How to complete this task
In the data below, find each line containing the string "Hagada" and return it.

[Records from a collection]
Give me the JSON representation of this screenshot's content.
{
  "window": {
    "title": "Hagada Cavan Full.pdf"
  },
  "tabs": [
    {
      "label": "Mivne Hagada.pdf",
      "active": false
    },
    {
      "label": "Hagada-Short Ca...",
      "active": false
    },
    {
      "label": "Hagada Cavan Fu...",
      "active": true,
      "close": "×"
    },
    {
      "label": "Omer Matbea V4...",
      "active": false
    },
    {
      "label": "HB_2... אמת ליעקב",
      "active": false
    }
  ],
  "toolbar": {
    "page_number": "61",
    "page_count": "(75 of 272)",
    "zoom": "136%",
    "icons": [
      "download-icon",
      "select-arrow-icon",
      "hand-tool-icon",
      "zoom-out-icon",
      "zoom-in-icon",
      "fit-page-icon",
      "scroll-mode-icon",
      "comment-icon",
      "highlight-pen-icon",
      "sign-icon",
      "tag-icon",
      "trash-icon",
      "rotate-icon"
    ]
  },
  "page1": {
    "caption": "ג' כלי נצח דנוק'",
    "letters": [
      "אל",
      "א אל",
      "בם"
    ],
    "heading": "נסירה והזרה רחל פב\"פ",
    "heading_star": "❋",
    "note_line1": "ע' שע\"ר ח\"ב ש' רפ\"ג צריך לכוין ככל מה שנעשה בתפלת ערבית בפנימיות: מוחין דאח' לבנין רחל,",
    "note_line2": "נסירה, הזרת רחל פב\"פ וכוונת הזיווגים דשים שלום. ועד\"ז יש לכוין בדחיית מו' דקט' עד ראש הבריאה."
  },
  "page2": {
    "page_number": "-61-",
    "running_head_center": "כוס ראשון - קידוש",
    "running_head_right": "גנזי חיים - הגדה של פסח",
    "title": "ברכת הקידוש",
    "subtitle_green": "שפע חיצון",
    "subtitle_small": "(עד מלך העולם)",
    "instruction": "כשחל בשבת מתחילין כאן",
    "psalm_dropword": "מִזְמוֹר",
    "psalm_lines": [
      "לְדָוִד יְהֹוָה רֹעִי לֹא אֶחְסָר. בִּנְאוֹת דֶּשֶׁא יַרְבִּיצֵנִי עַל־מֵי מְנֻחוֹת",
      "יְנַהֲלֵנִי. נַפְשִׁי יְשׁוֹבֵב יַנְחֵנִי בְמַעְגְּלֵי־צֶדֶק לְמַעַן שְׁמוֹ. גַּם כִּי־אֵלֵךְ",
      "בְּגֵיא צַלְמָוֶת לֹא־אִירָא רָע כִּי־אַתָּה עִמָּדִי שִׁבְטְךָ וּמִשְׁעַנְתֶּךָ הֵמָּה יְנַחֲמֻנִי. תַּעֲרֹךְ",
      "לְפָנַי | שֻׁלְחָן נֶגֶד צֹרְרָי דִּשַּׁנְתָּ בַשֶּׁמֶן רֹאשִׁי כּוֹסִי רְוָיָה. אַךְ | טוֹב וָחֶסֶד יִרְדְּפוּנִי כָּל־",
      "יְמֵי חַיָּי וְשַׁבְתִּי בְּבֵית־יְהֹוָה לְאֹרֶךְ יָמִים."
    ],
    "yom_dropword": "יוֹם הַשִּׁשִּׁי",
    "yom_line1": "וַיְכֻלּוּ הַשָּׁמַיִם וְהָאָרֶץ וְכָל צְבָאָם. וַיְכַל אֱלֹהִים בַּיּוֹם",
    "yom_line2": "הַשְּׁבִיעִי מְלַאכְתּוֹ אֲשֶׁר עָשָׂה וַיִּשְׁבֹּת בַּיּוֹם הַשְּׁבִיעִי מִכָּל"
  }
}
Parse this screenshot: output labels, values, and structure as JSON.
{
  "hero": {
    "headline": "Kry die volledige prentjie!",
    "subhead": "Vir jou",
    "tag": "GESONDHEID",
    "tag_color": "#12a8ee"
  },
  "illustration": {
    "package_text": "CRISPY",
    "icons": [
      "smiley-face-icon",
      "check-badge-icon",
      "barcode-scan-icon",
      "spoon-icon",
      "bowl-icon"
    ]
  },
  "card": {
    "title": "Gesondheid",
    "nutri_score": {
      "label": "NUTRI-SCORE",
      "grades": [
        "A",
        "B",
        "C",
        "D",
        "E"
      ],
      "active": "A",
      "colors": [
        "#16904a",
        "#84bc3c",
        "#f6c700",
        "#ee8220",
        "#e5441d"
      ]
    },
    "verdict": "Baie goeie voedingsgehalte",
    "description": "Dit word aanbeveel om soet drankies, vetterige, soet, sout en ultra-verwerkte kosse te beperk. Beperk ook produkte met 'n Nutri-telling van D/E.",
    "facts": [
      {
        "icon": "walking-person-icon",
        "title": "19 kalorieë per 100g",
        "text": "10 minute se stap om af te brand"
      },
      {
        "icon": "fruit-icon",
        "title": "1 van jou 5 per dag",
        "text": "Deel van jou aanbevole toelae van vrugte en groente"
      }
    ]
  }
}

Answer
    "title": "Hagada Cavan Full.pdf"
      "label": "Mivne Hagada.pdf",
      "label": "Hagada-Short Ca...",
      "label": "Hagada Cavan Fu...",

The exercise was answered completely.